A Pair of Kangxi Biscuit Porcelain Finials in the Form of Dragon Fish c.1690 – 1720.

A pair of rare Kangxi biscuit porcelain Egg and Spinach finials or architectural fittings in the form of fish-dragons c.1690 – 1720. These extraordinary Kangxi porcelain objects have notches in the sides which were presumably made to attach wing like fins. No objects like this appear to be recorded in the literature.



No damage but clearly there are missing elements, porcelain wings would have originally fitted in the large rectangular slots, the small holes would possibly have been for a type of pin to attach them to the bodies. The tongues show the remians of cold painting. There is a white residue in the bases and to a small extent the slots, this is the remains of a rice starch based glue that would have been used to attach the wings in place and the finials to what ever they were joined to.
Height : 30.5 cm (12 inches)
Stock number



Egg and Spinach Decoration :

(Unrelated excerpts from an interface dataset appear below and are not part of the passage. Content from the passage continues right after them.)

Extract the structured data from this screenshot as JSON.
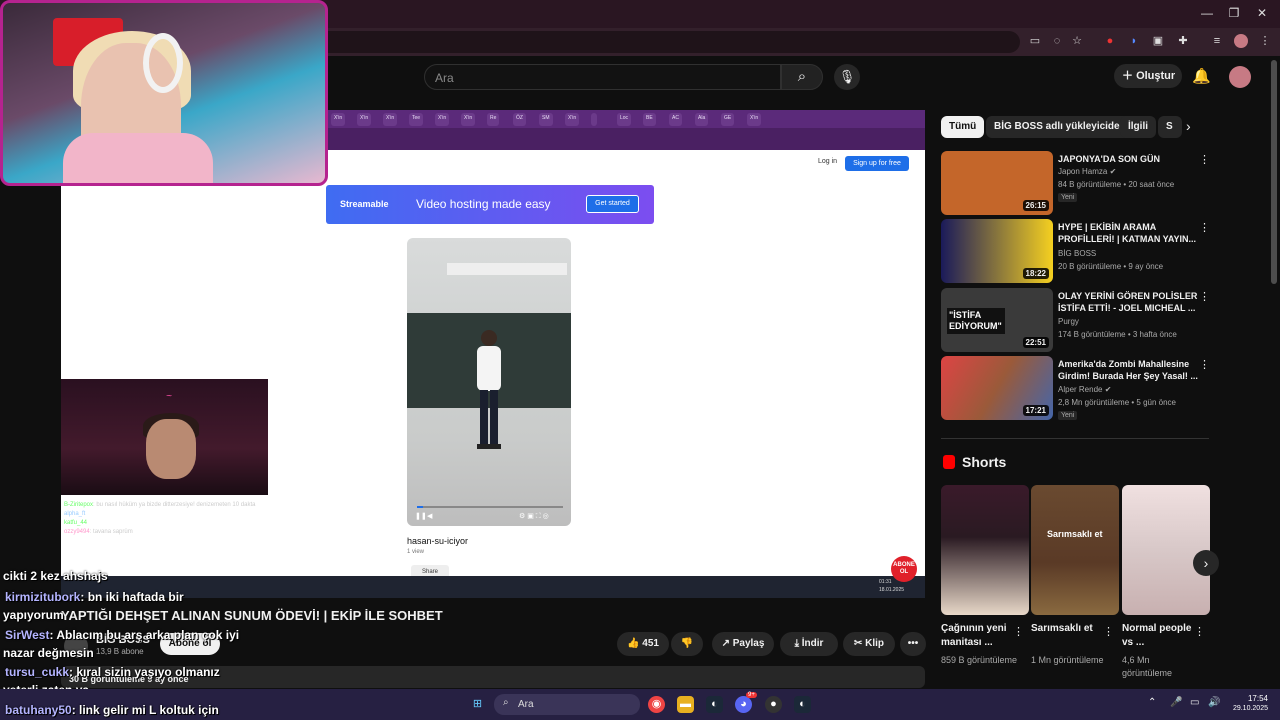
{
  "browser": {
    "window_minimize": "—",
    "window_maximize": "❐",
    "window_close": "✕"
  },
  "header": {
    "search_placeholder": "Ara",
    "create_label": "Oluştur"
  },
  "player": {
    "inner_tabs": [
      "X'in",
      "X'in",
      "X'in",
      "Tee",
      "X'in",
      "X'in",
      "Re",
      "ÖZ",
      "SM",
      "X'in",
      "",
      "Loc",
      "BE",
      "AC",
      "Ala",
      "GE",
      "X'in"
    ],
    "login_label": "Log in",
    "signup_label": "Sign up for free",
    "banner_brand": "Streamable",
    "banner_text": "Video hosting made easy",
    "banner_cta": "Get started",
    "video_name": "hasan-su-iciyor",
    "video_views": "1 view",
    "share_label": "Share",
    "inner_clock_time": "01:31",
    "inner_clock_date": "18.01.2025",
    "abone_sticker": "ABONE OL",
    "progress_fraction": 0.04
  },
  "overlay_chat_small": [
    {
      "user": "B-Ziritepox",
      "text": ": bu nasıl hüküm ya bizde ditterzesiye! denizemeten 10 dakta"
    },
    {
      "user": "alpha_ft",
      "text": ""
    },
    {
      "user": "katfu_44",
      "text": ""
    },
    {
      "user": "ozzy9494",
      "text": ": tavana saprüm"
    }
  ],
  "overlay_chat": [
    {
      "user": "",
      "text": "cikti 2 kez ahshajs"
    },
    {
      "user": "kirmizitubork",
      "text": ": bn iki haftada bir"
    },
    {
      "user": "",
      "text": "yapıyorum"
    },
    {
      "user": "SirWest",
      "text": ": Ablacım bu arş arka plan çok iyi"
    },
    {
      "user": "",
      "text": "nazar değmesin"
    },
    {
      "user": "tursu_cukk",
      "text": ": kıral sizin yaşıyo olmanız"
    },
    {
      "user": "",
      "text": "yeterli zaten ya"
    },
    {
      "user": "batuhany50",
      "text": ": link gelir mi L koltuk için"
    }
  ],
  "video": {
    "title": "YAPTIĞI DEHŞET ALINAN SUNUM ÖDEVİ! | EKİP İLE SOHBET",
    "channel": "BİG BOSS",
    "subscribers": "13,9 B abone",
    "subscribe_label": "Abone ol",
    "likes": "451",
    "share_label": "Paylaş",
    "download_label": "İndir",
    "clip_label": "Klip",
    "more_label": "•••",
    "views_age": "30 B görüntüleme  9 ay önce"
  },
  "sidebar": {
    "chips": [
      "Tümü",
      "BİG BOSS adlı yükleyiciden",
      "İlgili",
      "S"
    ],
    "recommendations": [
      {
        "title": "JAPONYA'DA SON GÜN",
        "channel": "Japon Hamza",
        "verified": true,
        "meta": "84 B görüntüleme • 20 saat önce",
        "badge": "Yeni",
        "duration": "26:15",
        "thumb_color": "#c4662a"
      },
      {
        "title": "HYPE | EKİBİN ARAMA PROFİLLERİ! | KATMAN YAYIN...",
        "channel": "BİG BOSS",
        "verified": false,
        "meta": "20 B görüntüleme • 9 ay önce",
        "badge": "",
        "duration": "18:22",
        "thumb_color": "#2a2a6a"
      },
      {
        "title": "OLAY YERİNİ GÖREN POLİSLER İSTİFA ETTİ! - JOEL MICHEAL ...",
        "channel": "Purgy",
        "verified": false,
        "meta": "174 B görüntüleme • 3 hafta önce",
        "badge": "",
        "duration": "22:51",
        "thumb_color": "#3a3a3a",
        "thumb_text": "\"İSTİFA EDİYORUM\""
      },
      {
        "title": "Amerika'da Zombi Mahallesine Girdim! Burada Her Şey Yasal! ...",
        "channel": "Alper Rende",
        "verified": true,
        "meta": "2,8 Mn görüntüleme • 5 gün önce",
        "badge": "Yeni",
        "duration": "17:21",
        "thumb_color": "#9a5a3a"
      }
    ],
    "shorts_header": "Shorts",
    "shorts": [
      {
        "title": "Çağnının yeni manitası ...",
        "views": "859 B görüntüleme",
        "color": "#2a1a22",
        "overlay": ""
      },
      {
        "title": "Sarımsaklı et",
        "views": "1 Mn görüntüleme",
        "color": "#5a3a26",
        "overlay": "Sarımsaklı et"
      },
      {
        "title": "Normal people vs ...",
        "views": "4,6 Mn görüntüleme",
        "color": "#d8c8c8",
        "overlay": ""
      }
    ]
  },
  "taskbar": {
    "search_label": "Ara",
    "time": "17:54",
    "date": "29.10.2025",
    "discord_badge": "9+"
  },
  "colors": {
    "accent_red": "#ff0000",
    "stream_border": "#b5238f",
    "streamable_blue": "#1e6ee8"
  }
}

This is another of those Western terms used to categorize Chinese ceramics. Unlike many other terms the West has applied to Chinese porcelain, for example Kraak ware or Transitional porcelain, this one is more strait forward and less contentious. The group is characterized by the enamel decoration being directly on to the unglazed `biscuit` porcelain body, it is possibly more correct to describe this as a stained glaze rather than an enamel. The piece was then finished with a clear glaze. Egg and Spinach relate closely to Tang Sancai pottery of the 8th century, these lead glazed ware also have colours that run into one another. The blotchy enamel colours of Egg and Spinach consist of a rich green, a brownish aubergine and yellow with areas of body colour showing through the clear glaze (no doubt created by wax resist). This type of decoration could sometimes include areas, for example the interior of a bowl, decorated in blue and white. These pieces appear to date to the early 18th century rather than earlier. Egg and Spinach itself was popular in China from the Transitional period of the middle of the 17th century until the second quarter of the 18th century. In my view most of the Egg and Spinach was produced in the early 18th century but the literature often suggests an earlier date. Clearly the pieces with blue and white decoration relate to closely to late Kangxi and Yongzheng porcelain. The Ca Mau Cargo had many small pieces with Egg and Spinach decoration, this wreck dates to the Yongzheng period (1723-1735). Indeed most pieces with this distinct colour scheme were small. Egg and Spinach was used in the 19th century, many of these objects were copies of, or at least based on, the original 17th and 18th century examples. In late 19th and early 20th century Europe it was wildly collected, often with other biscuit decorated Chinese porcelain, collectors such as Mrs. Nellie Ionides (1883 – 1962) were at the forefront of this trend.